5. Bagram Prison
Just as the US became known for the torture techniques it used at Guantanamo Bay and Iraq's Abu Ghraib prison, Afghanistan had its own local variant, which used the same techniques: it chained prisoners to the ceiling and routinely beat them.
6. Koran Burning
While Florida pastor Terry Jones' "Koran Burning Day" led to deadly protests in Afghanistan and remain on his conscience, the US military's bureaucratic incompetence managed to burn many more copies of the holy book and kill more people than the pastor could have managed.
After the US Army removed 48 Korans from the Bagram prison library, which the prisoners used to pass each other notes written in the margins, they were sent into the incinerator in a different sort of clerical error from the Florida pastor's. As a result, violent protests rocked Afghanistan and led to the deaths of 41 people, including two high-ranking US military advisors.
It is a sad but well-known fact that pedophilia remains a widespread and even growing practice in Pashtun society despite being illegal in Afghanistan itself.
However, US troops were ordered to allow Afghan military officials to continue the practice of child abuse known as bacha baazi or "boy play."
In one well-publicized case, a US serviceman was relieved from duty and pulled from the country after confronting the practice and beating up an Afghan police commander. Tolerating the practice also backfired on US forces in 2012, when the "tea boy" of a local police chief living on a military base stole a rifle and killed three US Marines.
8. 2009 Azizazad Massacre
Although the AC-130 was crucial in carrying out the Kunduz hospital airstrike, it also took part in an aerial attack on the village of Azizazad, where a Taliban commander was reported to be hiding.
9. 2009 Granai Massacre
In another case of air support gone bad, the US military dropped bombs on the village of Granai, which was the site of a firefight between the US and Taliban forces.
As a result, as many as 147 civilians were killed in the airstrike, most of them women and children. Meanwhile, there is virtually no data on Taliban casualties.
10. Morale Issues
The US army itself faced a degradation in discipline as the conflict dragged on, with a variety of practices emerging, such as soldiers posing with the body parts of dead suicide bombers. In another incident, four US marines urinated on the bodies of four men who were said to be Taliban fighters but may have been local laborers.

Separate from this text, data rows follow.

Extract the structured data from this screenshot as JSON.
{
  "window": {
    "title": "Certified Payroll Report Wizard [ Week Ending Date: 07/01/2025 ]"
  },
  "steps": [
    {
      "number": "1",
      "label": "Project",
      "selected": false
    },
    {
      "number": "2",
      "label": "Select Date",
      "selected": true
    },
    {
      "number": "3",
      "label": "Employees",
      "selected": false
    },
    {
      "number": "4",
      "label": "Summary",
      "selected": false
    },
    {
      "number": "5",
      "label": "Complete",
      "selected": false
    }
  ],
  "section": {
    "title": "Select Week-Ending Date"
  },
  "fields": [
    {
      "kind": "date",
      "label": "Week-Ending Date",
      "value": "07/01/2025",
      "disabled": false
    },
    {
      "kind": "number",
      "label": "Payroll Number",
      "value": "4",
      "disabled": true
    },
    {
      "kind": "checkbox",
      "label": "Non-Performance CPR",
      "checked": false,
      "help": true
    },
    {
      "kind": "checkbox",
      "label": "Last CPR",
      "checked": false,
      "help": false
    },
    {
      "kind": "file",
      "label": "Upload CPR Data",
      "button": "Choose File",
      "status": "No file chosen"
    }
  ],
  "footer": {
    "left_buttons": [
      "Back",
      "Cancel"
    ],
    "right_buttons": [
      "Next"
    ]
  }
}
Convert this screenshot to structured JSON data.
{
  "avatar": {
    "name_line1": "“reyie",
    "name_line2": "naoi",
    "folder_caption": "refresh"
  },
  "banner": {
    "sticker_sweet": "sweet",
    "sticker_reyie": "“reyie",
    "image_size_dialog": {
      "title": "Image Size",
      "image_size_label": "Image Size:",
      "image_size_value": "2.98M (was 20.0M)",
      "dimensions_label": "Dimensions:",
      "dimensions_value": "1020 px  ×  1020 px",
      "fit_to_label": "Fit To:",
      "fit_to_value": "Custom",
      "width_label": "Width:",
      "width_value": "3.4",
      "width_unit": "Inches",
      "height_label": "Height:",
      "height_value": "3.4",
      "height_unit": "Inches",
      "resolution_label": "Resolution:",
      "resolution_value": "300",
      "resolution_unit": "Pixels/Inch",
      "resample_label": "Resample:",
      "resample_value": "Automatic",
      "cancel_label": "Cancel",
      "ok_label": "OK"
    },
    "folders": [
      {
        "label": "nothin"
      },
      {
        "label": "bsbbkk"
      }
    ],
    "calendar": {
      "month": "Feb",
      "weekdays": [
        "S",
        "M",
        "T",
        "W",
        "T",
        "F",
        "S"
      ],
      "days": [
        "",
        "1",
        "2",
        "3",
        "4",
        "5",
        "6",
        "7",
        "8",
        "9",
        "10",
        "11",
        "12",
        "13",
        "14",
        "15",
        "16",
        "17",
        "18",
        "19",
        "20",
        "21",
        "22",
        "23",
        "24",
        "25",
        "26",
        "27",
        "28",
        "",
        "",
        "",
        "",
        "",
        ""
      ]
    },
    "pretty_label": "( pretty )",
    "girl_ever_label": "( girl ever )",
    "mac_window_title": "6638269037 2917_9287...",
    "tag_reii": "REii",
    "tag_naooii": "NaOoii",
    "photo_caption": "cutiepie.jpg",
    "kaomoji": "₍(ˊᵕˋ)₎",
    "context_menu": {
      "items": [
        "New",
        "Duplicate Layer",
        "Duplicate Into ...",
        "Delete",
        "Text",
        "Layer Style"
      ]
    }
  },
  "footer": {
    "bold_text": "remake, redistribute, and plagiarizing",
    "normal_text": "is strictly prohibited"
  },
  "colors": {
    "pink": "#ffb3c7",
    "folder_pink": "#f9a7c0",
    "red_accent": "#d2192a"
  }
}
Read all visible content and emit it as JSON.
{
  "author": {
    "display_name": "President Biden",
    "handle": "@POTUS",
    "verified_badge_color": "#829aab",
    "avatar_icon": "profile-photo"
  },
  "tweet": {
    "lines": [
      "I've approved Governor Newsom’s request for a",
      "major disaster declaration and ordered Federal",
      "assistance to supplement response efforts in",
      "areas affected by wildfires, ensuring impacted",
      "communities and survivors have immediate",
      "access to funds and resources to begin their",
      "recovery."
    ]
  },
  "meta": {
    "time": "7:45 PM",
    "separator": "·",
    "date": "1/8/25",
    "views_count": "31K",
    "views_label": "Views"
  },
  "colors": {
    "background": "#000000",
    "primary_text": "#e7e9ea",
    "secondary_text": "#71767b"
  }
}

However, all of this is not simply the "Heart of Darkness" narrative of a place where men go mad and empires crumble, but a very specific foreign policy course taken by the United States, as showcased by one country.